Texas law already requires buckling up in the front seat, and starting September 1, it'll be the law to do so in the back seat, too.
The change affects people 17 and older; those 16 and under are already required to wear a seat belt in the back seat.
Getting the measure passed into law was something of a bumpy. ride. that involved Austin's state senator and police chief.
Austin Police Chief Art Acevedo, who is in his 24th year in law enforcement, said that years of seeing crash scenes in which seat belts made a critical difference inspired him to push the bill at the Capitol.
He said he was especially moved by a crash that happened in late April, after he'd begun lobbying for the measure. Round Rock High School student Raven Mayes, a member of the Marine Corps Junior ROTC and the Dragonettes Dance Team, died after the SUV she was riding in crashed into an 18-wheeler and rolled on Interstate 35. Mayes, riding in the back seat, was ejected, Acevedo said.
Statewide in 2008, 183 people, died â€” and 4,046 were injured â€” while riding without a seat belt in the back seat of a vehicle that crashed; according to the Texas Department of Transportation.
As of June 2008, 20 states and the District of Columbia required adults to use seat belts in all seats, according to the National Highway Traffic Safety Administration.
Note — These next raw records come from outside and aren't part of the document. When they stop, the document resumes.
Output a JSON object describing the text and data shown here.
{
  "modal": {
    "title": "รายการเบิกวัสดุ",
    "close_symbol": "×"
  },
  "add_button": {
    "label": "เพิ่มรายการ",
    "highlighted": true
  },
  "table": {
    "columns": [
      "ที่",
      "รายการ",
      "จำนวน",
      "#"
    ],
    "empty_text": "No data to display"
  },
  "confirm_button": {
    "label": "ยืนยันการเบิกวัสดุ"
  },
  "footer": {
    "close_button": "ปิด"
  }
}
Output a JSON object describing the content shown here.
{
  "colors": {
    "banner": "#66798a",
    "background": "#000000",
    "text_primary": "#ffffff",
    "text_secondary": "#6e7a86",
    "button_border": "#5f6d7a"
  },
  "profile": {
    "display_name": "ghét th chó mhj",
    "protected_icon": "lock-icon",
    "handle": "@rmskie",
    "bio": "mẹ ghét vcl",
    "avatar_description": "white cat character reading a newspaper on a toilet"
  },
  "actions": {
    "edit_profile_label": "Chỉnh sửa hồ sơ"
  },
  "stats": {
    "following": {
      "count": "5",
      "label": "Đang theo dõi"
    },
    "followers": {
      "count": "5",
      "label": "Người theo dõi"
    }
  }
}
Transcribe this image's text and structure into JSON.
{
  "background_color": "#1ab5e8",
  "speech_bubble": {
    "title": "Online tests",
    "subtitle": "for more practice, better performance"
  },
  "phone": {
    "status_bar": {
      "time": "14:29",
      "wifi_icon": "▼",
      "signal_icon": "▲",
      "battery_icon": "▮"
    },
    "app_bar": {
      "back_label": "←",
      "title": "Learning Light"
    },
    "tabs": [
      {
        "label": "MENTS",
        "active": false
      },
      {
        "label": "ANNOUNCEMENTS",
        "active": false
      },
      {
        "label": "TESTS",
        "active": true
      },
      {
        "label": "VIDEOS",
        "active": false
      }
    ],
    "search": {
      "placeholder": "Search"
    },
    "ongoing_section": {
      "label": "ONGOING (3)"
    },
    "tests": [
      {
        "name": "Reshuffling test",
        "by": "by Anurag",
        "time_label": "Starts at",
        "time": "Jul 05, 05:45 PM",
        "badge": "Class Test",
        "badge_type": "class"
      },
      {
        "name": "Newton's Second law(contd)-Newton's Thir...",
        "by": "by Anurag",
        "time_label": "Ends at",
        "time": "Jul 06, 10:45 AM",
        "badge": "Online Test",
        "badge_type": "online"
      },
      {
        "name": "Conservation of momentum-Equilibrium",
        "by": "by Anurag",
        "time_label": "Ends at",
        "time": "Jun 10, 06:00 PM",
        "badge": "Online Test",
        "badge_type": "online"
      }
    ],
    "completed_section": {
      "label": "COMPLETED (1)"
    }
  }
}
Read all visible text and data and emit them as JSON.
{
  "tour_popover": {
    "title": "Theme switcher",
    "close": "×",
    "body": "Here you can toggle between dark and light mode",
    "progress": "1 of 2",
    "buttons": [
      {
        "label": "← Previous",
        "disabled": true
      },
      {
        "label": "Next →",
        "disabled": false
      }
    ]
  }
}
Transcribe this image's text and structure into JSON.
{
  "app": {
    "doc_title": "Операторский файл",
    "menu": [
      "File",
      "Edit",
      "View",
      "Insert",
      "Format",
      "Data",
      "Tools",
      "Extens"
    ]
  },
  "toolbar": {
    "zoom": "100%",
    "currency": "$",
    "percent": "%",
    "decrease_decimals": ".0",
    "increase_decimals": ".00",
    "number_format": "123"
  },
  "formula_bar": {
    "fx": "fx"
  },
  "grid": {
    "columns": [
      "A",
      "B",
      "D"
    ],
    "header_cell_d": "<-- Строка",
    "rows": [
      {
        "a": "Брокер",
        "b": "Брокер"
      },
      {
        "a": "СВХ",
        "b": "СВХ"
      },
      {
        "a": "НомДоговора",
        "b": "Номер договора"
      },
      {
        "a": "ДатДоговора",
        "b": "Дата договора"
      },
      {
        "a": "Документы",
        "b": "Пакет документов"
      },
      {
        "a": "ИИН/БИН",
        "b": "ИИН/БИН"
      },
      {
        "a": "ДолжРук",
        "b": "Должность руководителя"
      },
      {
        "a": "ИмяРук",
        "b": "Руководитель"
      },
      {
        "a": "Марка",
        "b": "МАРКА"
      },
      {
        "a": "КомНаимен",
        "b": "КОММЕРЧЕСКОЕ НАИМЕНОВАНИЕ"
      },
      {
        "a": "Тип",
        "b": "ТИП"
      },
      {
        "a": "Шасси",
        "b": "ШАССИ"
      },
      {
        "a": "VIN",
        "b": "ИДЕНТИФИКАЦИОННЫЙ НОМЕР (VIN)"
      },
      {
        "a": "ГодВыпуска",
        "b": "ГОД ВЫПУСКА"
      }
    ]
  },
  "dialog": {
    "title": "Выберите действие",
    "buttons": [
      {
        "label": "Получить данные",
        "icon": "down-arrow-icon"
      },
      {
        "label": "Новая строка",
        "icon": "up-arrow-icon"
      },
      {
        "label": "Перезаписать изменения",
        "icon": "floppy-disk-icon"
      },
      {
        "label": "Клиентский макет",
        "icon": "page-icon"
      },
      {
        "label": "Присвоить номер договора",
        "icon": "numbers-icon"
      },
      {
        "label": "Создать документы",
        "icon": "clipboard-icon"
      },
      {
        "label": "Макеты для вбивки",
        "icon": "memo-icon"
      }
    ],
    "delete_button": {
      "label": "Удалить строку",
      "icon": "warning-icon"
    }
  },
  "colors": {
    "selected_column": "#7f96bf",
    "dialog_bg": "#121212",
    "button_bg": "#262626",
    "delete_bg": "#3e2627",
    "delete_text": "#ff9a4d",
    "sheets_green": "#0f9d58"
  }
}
Offenders â€” drivers or passengers, depending on the situation â€” could be fined $25 to $50 if an adult is not buckled up in the back seat. Offenders can already be fined $100 to $200 if a child is not buckled up in the back seat.